A protein that links gluttony and weight gain may be a novel target for antiobesity drugs. Mice lacking this protein can indulge in fatty food but remain as slim as mice on a lower-fat diet, a new study reports. The finding suggests a new avenue to help morbidly obese people lose weight.
When food is scarce, stockpiling energy in fat cells is a survival advantage. But when food is plentiful, as in industrialized countries, genes that promote fat storage lead to obesity (SN: 4/14/01, p. 238: Available to subscribers at Fatty Findings). The molecular mechanisms that translate extra calories into fat deposition are largely unknown.
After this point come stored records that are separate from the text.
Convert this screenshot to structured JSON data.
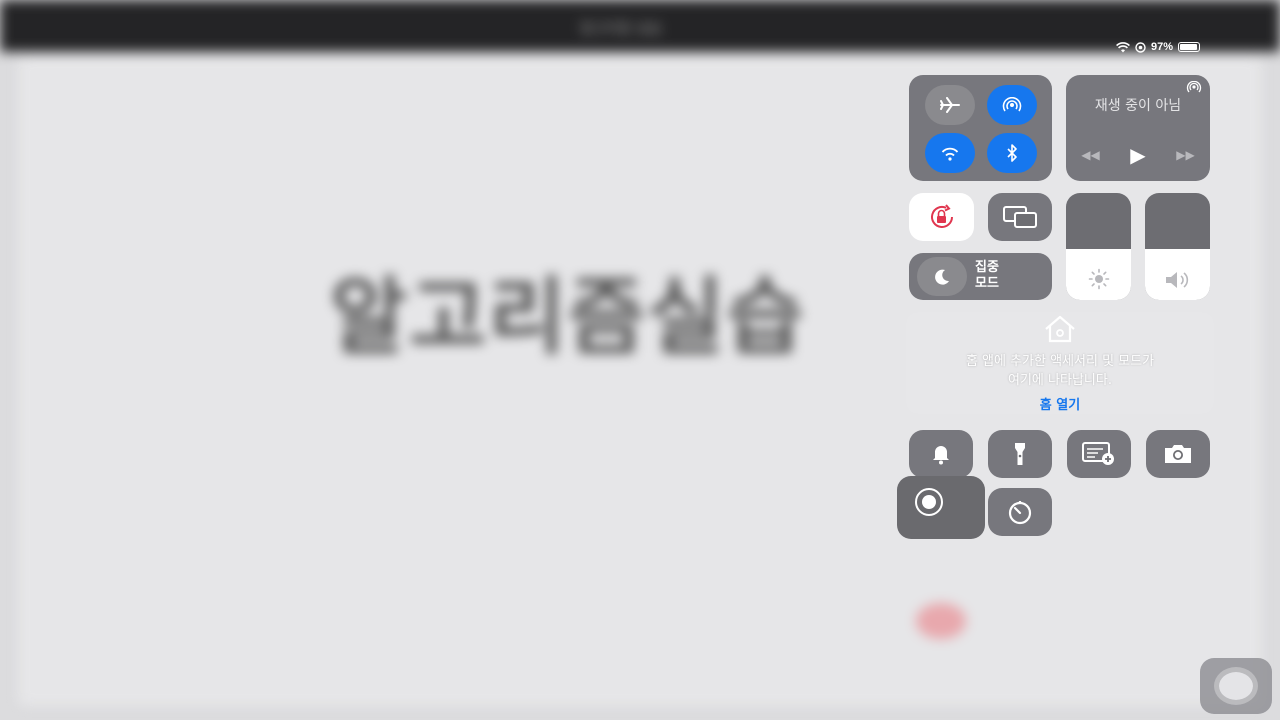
{
  "background_app": {
    "title": "알고리즘실습",
    "window_title": "알고리즘 실습"
  },
  "status_bar": {
    "icons": [
      "wifi-icon",
      "location-icon"
    ],
    "battery_percent": "97%",
    "battery_level": 0.97
  },
  "connectivity": {
    "airplane_mode": false,
    "airdrop_hotspot": true,
    "wifi": true,
    "bluetooth": true
  },
  "now_playing": {
    "title": "재생 중이 아님",
    "controls": [
      "rewind-icon",
      "play-icon",
      "fast-forward-icon"
    ]
  },
  "focus": {
    "label_line1": "집중",
    "label_line2": "모드"
  },
  "brightness": {
    "level": 0.48
  },
  "volume": {
    "level": 0.48
  },
  "home": {
    "text_line1": "홈 앱에 추가한 액세서리 및 모드가",
    "text_line2": "여기에 나타납니다.",
    "open_label": "홈 열기"
  },
  "colors": {
    "accent": "#1677ee",
    "orientation_lock": "#e0364f",
    "tile": "#6e6e73",
    "background": "#dcdcde"
  }
}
Now, researchers at Kyoto University in Japan have identified a key pathway in the process. Scientists have long known that the hormone called gastric inhibitory polypeptide (GIP) is secreted into the bloodstream by the small intestine in response to ingested foods, particularly fatty ones. GIP binds to cell-surface rec